Required action: In the records below, work out how many lines hold the word "description". Report the number alone.

Data supplied:
Start of Block
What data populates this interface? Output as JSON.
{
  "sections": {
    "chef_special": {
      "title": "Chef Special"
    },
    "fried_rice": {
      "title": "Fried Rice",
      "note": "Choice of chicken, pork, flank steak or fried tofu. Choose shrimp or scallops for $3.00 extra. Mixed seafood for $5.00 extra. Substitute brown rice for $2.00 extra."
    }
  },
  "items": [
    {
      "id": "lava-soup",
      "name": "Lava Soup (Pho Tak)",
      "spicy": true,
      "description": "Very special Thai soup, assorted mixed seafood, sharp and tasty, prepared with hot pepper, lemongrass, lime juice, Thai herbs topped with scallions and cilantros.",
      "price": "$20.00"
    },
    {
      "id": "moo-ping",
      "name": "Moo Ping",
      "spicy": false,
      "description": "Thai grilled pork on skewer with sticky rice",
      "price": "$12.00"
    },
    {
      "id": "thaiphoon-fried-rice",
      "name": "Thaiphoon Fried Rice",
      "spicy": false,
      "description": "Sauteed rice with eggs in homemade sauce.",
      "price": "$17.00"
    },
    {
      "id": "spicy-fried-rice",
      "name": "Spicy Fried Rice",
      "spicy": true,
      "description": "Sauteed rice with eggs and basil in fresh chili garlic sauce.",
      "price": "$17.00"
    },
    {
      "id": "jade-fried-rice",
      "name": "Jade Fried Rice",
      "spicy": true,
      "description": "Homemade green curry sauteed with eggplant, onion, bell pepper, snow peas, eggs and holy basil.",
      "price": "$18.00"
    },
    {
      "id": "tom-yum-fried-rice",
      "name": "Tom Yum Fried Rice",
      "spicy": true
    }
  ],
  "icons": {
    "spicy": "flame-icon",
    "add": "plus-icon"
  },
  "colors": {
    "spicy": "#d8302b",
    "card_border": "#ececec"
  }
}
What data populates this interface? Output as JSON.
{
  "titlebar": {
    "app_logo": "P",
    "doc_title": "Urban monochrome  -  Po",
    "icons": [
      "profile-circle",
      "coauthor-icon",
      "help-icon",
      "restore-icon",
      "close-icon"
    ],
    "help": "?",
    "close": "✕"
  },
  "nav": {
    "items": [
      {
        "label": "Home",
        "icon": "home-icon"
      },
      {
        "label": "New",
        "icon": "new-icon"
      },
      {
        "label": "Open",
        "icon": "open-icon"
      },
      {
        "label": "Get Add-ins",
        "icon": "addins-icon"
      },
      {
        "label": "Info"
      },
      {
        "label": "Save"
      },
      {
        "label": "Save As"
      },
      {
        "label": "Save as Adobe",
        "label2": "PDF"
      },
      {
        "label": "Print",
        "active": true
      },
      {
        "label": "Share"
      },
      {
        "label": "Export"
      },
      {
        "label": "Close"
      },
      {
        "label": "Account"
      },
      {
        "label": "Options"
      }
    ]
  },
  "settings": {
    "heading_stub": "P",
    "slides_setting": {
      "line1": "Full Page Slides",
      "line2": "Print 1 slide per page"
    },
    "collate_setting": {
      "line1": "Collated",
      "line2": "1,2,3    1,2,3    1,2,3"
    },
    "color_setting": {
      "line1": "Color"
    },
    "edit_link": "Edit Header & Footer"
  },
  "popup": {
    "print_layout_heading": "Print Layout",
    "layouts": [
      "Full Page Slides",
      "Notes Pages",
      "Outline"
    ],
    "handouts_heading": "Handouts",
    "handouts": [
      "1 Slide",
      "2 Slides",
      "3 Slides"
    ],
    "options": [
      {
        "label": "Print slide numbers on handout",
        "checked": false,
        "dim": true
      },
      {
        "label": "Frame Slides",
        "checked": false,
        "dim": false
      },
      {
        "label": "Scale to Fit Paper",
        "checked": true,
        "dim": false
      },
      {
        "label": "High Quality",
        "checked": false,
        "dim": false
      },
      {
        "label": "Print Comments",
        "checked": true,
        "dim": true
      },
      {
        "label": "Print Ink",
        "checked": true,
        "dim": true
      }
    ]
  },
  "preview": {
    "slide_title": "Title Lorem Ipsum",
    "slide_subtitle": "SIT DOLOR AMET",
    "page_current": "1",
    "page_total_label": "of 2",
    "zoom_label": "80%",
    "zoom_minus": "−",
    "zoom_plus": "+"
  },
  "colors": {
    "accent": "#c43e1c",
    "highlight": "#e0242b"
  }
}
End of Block
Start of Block
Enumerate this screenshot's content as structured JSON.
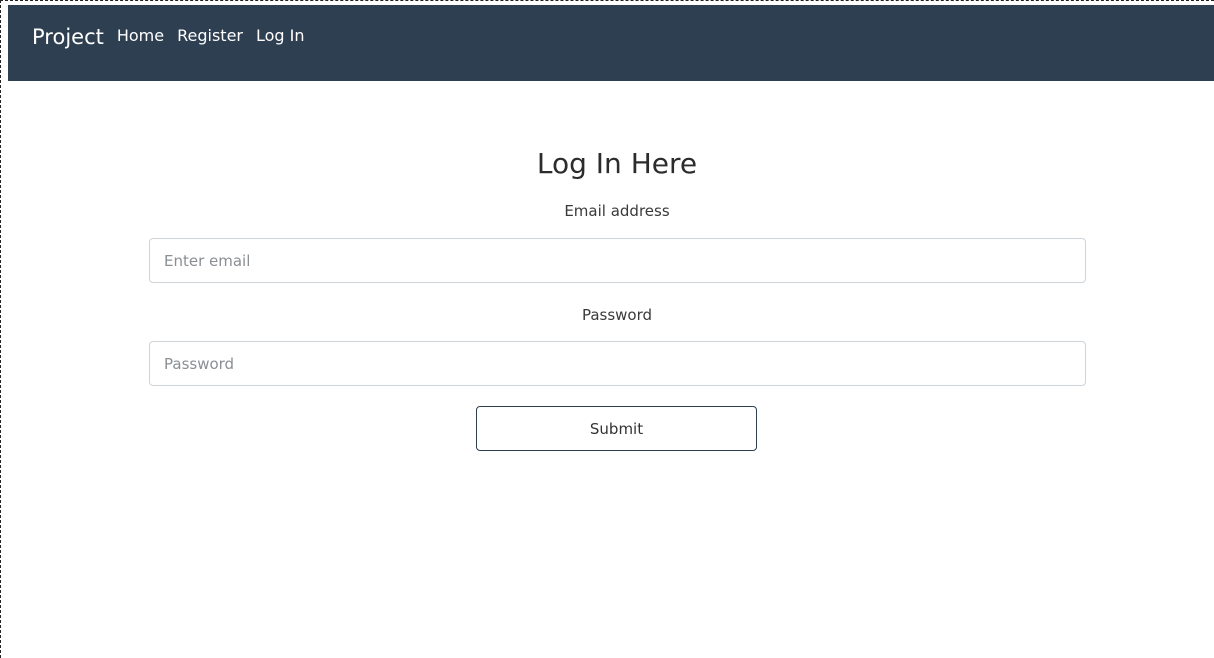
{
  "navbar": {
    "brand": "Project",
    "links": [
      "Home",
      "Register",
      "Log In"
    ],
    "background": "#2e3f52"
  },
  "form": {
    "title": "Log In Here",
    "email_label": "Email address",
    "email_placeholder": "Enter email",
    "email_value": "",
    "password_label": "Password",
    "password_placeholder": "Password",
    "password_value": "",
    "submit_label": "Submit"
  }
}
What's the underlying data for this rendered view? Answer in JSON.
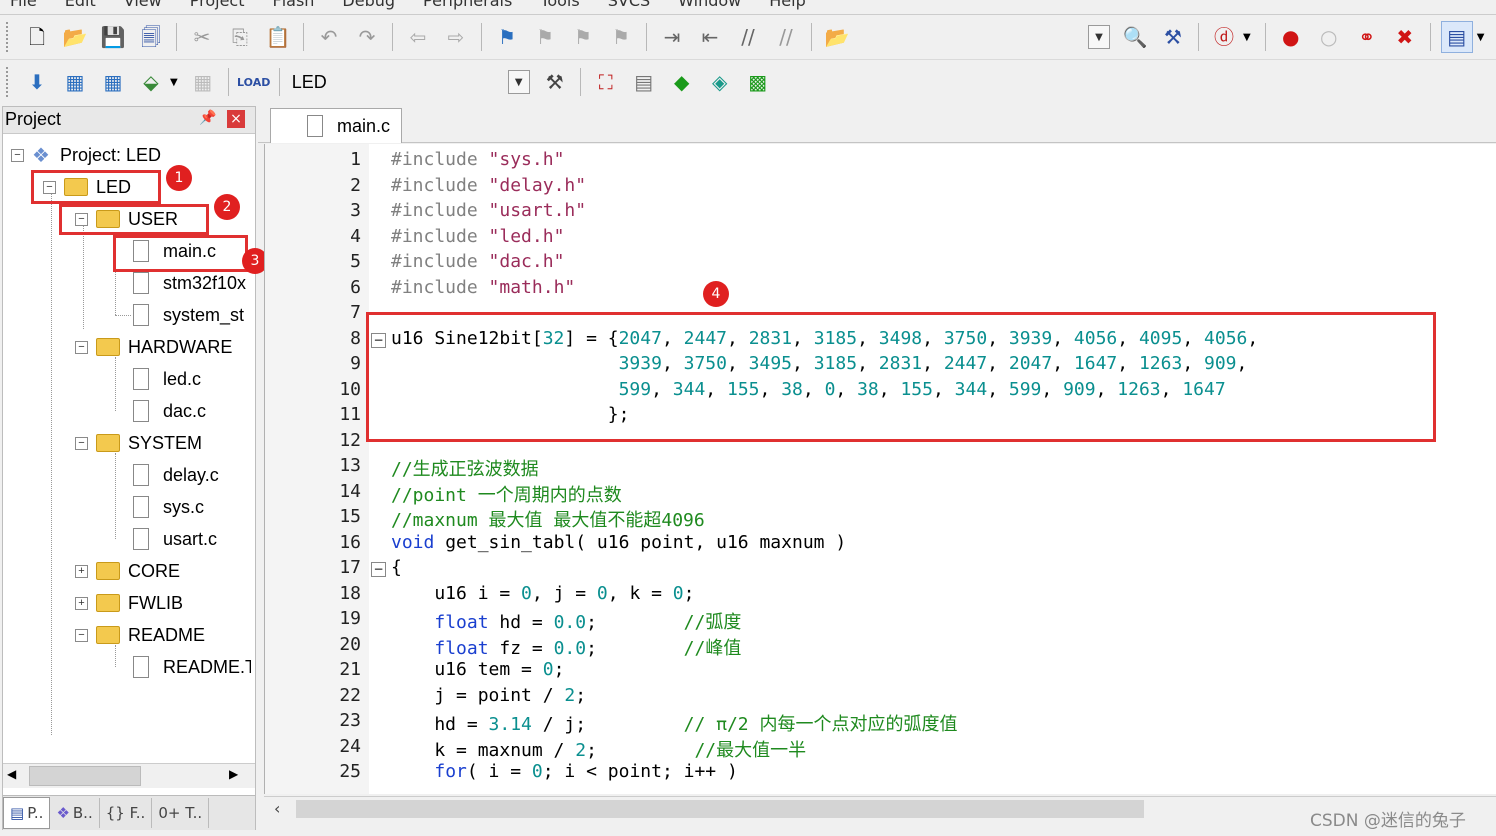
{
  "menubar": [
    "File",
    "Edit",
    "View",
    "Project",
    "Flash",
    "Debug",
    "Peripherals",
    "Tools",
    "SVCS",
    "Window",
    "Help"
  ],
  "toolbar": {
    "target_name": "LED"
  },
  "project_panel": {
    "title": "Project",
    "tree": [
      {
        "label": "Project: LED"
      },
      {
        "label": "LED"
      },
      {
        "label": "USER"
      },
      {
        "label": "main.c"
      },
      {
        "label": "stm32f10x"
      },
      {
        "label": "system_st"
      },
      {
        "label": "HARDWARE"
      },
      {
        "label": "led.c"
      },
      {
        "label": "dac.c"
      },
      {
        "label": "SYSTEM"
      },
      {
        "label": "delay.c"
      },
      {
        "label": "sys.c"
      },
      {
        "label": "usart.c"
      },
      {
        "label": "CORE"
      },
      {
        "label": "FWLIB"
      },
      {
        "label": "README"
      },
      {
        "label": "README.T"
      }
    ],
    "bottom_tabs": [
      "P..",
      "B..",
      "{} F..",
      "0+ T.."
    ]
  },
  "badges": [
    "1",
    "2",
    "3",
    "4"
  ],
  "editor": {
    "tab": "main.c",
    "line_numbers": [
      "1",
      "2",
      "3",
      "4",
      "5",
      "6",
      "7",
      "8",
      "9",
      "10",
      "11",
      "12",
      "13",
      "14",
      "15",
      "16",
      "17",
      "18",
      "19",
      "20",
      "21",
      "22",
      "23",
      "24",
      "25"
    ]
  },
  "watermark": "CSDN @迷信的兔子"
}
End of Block
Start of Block
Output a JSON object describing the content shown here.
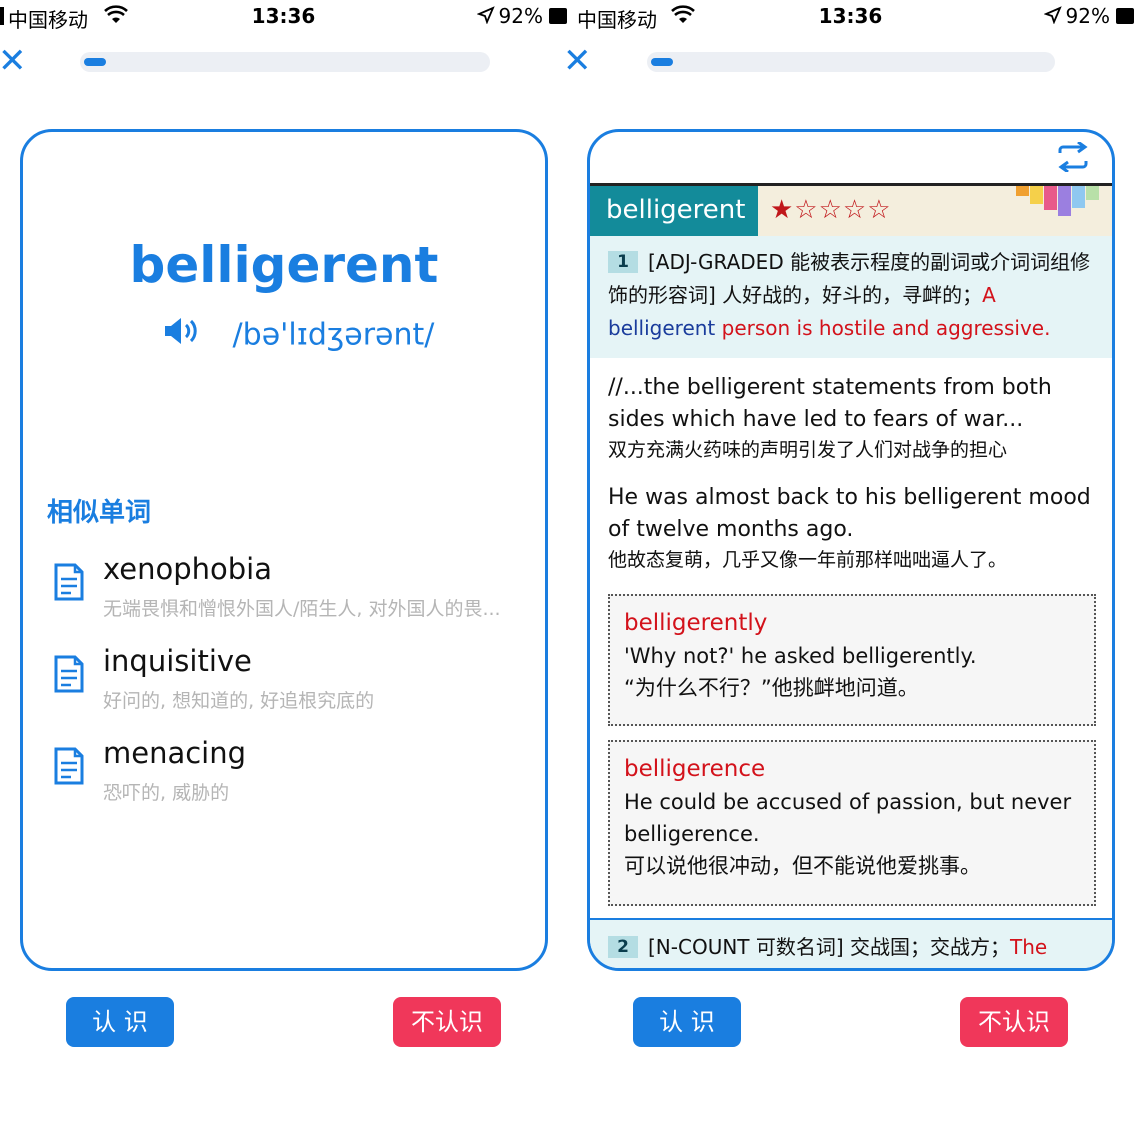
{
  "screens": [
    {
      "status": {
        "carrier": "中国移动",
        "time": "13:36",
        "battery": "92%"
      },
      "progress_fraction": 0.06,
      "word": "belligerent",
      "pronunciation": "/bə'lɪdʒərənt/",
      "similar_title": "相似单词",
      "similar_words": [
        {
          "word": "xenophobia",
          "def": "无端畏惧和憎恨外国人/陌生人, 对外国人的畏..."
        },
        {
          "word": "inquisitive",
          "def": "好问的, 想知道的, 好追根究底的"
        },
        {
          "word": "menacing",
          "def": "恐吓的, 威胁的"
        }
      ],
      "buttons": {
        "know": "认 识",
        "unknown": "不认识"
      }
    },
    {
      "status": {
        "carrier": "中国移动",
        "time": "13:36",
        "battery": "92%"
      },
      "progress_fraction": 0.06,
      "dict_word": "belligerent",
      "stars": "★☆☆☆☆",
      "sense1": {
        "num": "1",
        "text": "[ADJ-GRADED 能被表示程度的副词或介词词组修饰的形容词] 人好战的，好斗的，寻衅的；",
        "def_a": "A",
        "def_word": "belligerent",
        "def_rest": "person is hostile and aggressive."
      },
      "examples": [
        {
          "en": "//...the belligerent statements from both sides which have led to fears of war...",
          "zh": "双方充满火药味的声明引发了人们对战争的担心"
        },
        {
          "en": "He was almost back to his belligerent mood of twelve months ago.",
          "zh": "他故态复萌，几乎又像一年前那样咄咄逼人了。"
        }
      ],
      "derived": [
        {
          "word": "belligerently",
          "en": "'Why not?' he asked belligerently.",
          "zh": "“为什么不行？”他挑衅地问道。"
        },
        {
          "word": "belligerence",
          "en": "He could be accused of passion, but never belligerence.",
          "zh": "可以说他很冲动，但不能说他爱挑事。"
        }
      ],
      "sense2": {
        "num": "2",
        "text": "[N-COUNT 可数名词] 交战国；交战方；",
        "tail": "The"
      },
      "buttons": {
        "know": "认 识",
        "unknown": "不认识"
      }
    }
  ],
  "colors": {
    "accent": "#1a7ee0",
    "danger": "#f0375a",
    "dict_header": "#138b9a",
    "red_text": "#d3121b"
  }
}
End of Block
Solution to the exercise: 5